Expanses of green—from parks to forests to river corridors—decrease the disparity between the health of the rich and the health of the poor. A study published earlier this month in the Lancet showed that green spaces, even if they’re just playing fields, not only promote exercise and reduce stress, which combat circulatory disease, they also make good health accessible to everyone across the socioeconomic spectrum.
“We knew green space was good for you, but we didn’t know that it could combat health inequalities,” says Richard Mitchell, the lead author of the study and an epidemiologist at the University of Glasgow.
In cities or towns where there aren’t any natural areas, it’s usually harder for someone without wealth to access environments that promote a healthy lifestyle. People with a lot of money can join a gym or drive to a park, while people without a lot of money often cannot. But most of the time, anyone can take a walk along a river corridor or through the woods if it’s nearby.
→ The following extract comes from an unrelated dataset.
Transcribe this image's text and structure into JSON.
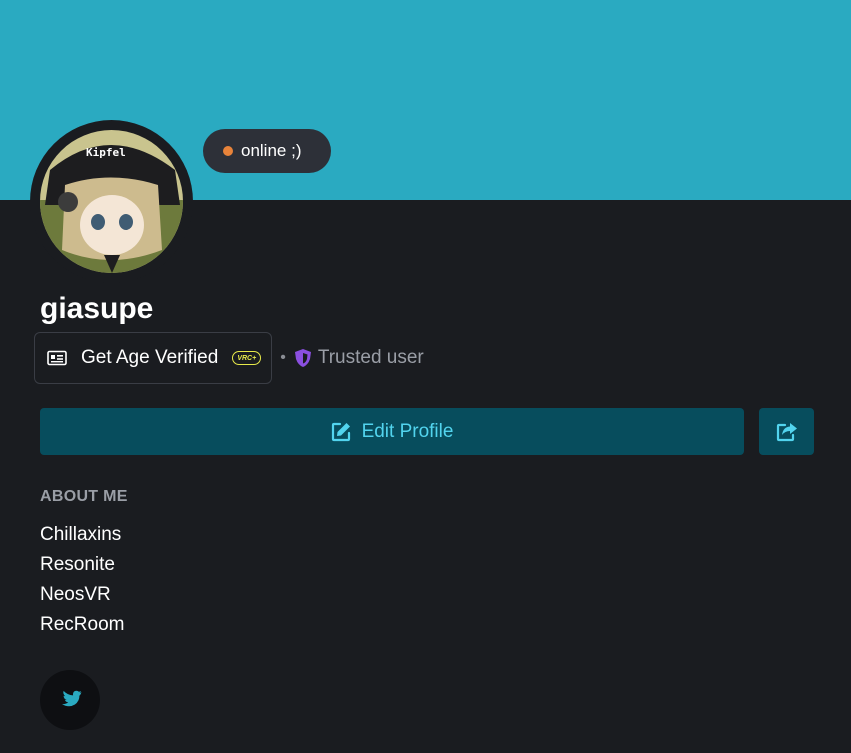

The scientific data collected by the scientists were astounding. In the greenest areas, the difference between the death rate of the rich versus the death rate of the poor was half of what it was in areas without a lot of green.
As a result of their findings, the authors of the study argue that natural areas must be protected. “We need more, higher quality green spaces,” says Mitchell, an epidemiologist.
Terry Hartig, from the Institute for Housing and Urban Research in Uppsala University in Sweden, goes even further in an article in the same issue of the publication: “Mitchell and Popham offer valuable evidence that green space does more than pretty up the neighbourhood; it seems to have real effects on the health inequality, of a kind that politicians and health authorities should take seriously.”